Supreme Court Rules Public Sector Employees Have Lesser Burden to Prove Age Discrimination
Having litigated employment discrimination claims in Florida for more than two decades, our Citrus County, Florida workplace discrimination lawyers are always pleasantly surprised when the United States Supreme Court expands protections for workers, however small they may seem, especially when the decision turns on a “textualist” approach to the law. The Age Discrimination in Employment Act of 1967 (ADEA) prohibits covered employers from taking adverse employment actions against workers based on their age (over 40) or otherwise engaging in or facilitating age-based discrimination in the workplace. Curiously, the sections of the law that pertain to public sector employees and private sector employees include slightly different language. The Supreme Court was recently called upon to decide whether that difference in language in fact establishes a different standard for public sector and private sector employees to prove age discrimination occurred. In the case of Babb v. Wilkie, 140 S. Ct. 1168 (2020), the Court found that the different language does, indeed, give more protection to public sector employees than does the prevailing standard for private employees in proving discrimination.

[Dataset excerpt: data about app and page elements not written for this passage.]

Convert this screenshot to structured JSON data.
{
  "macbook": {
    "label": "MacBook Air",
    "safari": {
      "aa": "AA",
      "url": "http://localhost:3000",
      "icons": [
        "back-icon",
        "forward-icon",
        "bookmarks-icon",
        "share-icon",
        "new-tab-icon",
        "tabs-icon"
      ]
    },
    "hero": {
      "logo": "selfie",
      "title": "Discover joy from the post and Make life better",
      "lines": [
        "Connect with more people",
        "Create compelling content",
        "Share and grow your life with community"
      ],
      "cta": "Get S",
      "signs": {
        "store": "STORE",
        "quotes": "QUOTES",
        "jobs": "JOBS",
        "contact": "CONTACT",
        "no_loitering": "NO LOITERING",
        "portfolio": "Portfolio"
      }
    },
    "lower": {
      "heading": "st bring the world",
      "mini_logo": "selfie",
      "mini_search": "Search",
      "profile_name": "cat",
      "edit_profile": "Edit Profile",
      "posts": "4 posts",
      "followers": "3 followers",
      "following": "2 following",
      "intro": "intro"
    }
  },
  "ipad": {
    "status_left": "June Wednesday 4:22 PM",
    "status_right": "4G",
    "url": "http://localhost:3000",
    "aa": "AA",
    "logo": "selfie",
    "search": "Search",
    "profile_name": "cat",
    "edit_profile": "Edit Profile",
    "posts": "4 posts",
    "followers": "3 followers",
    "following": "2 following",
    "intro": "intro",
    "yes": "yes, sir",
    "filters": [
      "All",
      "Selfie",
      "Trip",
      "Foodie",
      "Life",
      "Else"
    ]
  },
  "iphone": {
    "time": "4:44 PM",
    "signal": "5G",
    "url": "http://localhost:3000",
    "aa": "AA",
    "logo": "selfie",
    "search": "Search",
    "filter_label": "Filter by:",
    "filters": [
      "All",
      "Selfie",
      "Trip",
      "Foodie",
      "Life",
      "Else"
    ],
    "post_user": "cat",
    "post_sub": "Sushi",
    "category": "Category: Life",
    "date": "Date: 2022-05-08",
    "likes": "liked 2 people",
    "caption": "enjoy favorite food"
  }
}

Government Doctor Subjected to Discriminatory Treatment
Babb concerns a clinical pharmacist who works at the U. S. Department of Veterans Affairs Medical Center. The employee, who was born in 1960, was subject to several adverse employment decisions, including having training opportunities denied, being passed over for a promotion, and having her holiday pay docked. The employee sued the Secretary of Veterans Affairs (the VA) claiming that these decisions were based on age.
The VA filed for summary judgment, offering nondiscriminatory reasons for the firing. The trial court granted the motion and dismissed the claims, finding that the VA had proffered legitimate reasons for the challenged actions and that no jury could reasonably conclude that those reasons were pretextual. The plaintiff appealed, claiming that the standard used was inappropriate for “mixed-motive” claims, given that the VA never had to deny that age was a factor whatsoever. Instead, the VA merely had to deny that age was the “but-for” factor in the adverse personnel decisions.
Instead, the plaintiff argued that an adverse personnel decision is unlawful if age is ever a factor. Because circuit courts were split on the proper standard for age discrimination claims, the Supreme Court took up the case.
Court Weighs the Public and Private Sector Standards
The Supreme Court’s opinion turned on the specific language used in the sections of the ADEA pertaining to public sector and private sector employees. The specific language in the section pertaining to public sector employees states that “personnel actions” affecting individuals aged 40 and older must be made “free from any discrimination based on age.” The government argued that the prevailing standard for employment discrimination asks whether the discriminatory factor was a “but-for” cause in the adverse personnel decision–meaning that the claim fails unless the employment decision would not have been made but for consideration of illegal factors such as age.
The Supreme Court disagreed. While the section of the law pertaining to private-sector employees may allow for a “but-for” standard, the language in the section pertaining to public sector employees clearly states that personnel actions must be “free from any discrimination based on age.” The language alone leaves no wiggle room: The employment decision must be “untainted” by age considerations. Age must not be a factor in the decision whatsoever. Therefore, it is not sufficient for the VA to offer some legitimate reason for the adverse employment decision. Instead, the VA should have had to demonstrate that the personnel decision had nothing to do with age.
The decision potentially expands the universe of age discrimination claims available to federal employees, granting them protections to which they are clearly entitled under the law. Employment discrimination should always be illegal, regardless of whether an improper category such as age or race was a “minor factor” in a decision or whether it was the primary consideration.
Speak With an Ocala, FL Age Discrimination Lawyer
Based in Ocala, Florida and representing employees throughout Central Florida, our Marion County, Florida age discrimination attorneys have been fighting for the rights of employment discrimination victims for more than twenty years. If you have been fired because of your age or have questions about your protection against age discrimination under the federal EEO laws, please contact our office for a free consultation with our Ocala, Florida age discrimination lawyers. Our employee rights law firm takes age discrimination cases on a contingency fee basis. This means that there are no attorney’s fees incurred unless there is a recovery and our attorney’s fees come solely from the monetary award that you recover.